* [YOUR ASSIGNMENT]: Every entry needs to be printed exactly, please.

(Extracted data entries)
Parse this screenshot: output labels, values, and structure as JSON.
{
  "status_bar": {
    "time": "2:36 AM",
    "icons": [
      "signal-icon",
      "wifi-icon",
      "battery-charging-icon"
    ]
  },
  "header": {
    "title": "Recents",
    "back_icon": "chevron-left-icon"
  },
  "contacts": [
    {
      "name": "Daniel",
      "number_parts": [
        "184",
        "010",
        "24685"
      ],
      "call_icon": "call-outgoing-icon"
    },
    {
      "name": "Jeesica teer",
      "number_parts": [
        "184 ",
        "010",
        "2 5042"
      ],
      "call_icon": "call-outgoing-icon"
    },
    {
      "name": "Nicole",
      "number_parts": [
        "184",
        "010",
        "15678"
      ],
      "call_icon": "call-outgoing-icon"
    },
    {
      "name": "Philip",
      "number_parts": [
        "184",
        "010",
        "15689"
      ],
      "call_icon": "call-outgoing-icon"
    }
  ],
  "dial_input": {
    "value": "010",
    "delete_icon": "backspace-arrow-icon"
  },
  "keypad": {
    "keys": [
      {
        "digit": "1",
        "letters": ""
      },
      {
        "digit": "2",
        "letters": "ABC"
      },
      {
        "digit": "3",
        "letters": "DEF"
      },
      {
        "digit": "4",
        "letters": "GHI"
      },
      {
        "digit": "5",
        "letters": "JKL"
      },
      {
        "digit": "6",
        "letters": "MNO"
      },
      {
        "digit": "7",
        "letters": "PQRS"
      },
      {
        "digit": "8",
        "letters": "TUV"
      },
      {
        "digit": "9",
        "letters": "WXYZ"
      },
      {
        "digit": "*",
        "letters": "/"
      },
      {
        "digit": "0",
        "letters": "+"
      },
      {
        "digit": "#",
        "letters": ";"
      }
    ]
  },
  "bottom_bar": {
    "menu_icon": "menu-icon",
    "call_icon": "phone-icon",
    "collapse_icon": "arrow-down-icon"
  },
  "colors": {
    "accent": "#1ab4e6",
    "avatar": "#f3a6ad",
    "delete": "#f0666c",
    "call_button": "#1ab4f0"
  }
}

* [SOLUTION FOR THIS PROBLEM]:
Parse this screenshot: output labels, values, and structure as JSON.
{
  "status_bar": {
    "time": "2:36 AM",
    "icons": [
      "signal-icon",
      "wifi-icon",
      "battery-charging-icon"
    ]
  },
  "header": {
    "title": "Recents",
    "back_icon": "chevron-left-icon"
  },
  "contacts": [
    {
      "name": "Daniel",
      "number_parts": [
        "184",
        "010",
        "24685"
      ],
      "call_icon": "call-outgoing-icon"
    },
    {
      "name": "Jeesica teer",
      "number_parts": [
        "184 ",
        "010",
        "2 5042"
      ],
      "call_icon": "call-outgoing-icon"
    },
    {
      "name": "Nicole",
      "number_parts": [
        "184",
        "010",
        "15678"
      ],
      "call_icon": "call-outgoing-icon"
    },
    {
      "name": "Philip",
      "number_parts": [
        "184",
        "010",
        "15689"
      ],
      "call_icon": "call-outgoing-icon"
    }
  ],
  "dial_input": {
    "value": "010",
    "delete_icon": "backspace-arrow-icon"
  },
  "keypad": {
    "keys": [
      {
        "digit": "1",
        "letters": ""
      },
      {
        "digit": "2",
        "letters": "ABC"
      },
      {
        "digit": "3",
        "letters": "DEF"
      },
      {
        "digit": "4",
        "letters": "GHI"
      },
      {
        "digit": "5",
        "letters": "JKL"
      },
      {
        "digit": "6",
        "letters": "MNO"
      },
      {
        "digit": "7",
        "letters": "PQRS"
      },
      {
        "digit": "8",
        "letters": "TUV"
      },
      {
        "digit": "9",
        "letters": "WXYZ"
      },
      {
        "digit": "*",
        "letters": "/"
      },
      {
        "digit": "0",
        "letters": "+"
      },
      {
        "digit": "#",
        "letters": ";"
      }
    ]
  },
  "bottom_bar": {
    "menu_icon": "menu-icon",
    "call_icon": "phone-icon",
    "collapse_icon": "arrow-down-icon"
  },
  "colors": {
    "accent": "#1ab4e6",
    "avatar": "#f3a6ad",
    "delete": "#f0666c",
    "call_button": "#1ab4f0"
  }
}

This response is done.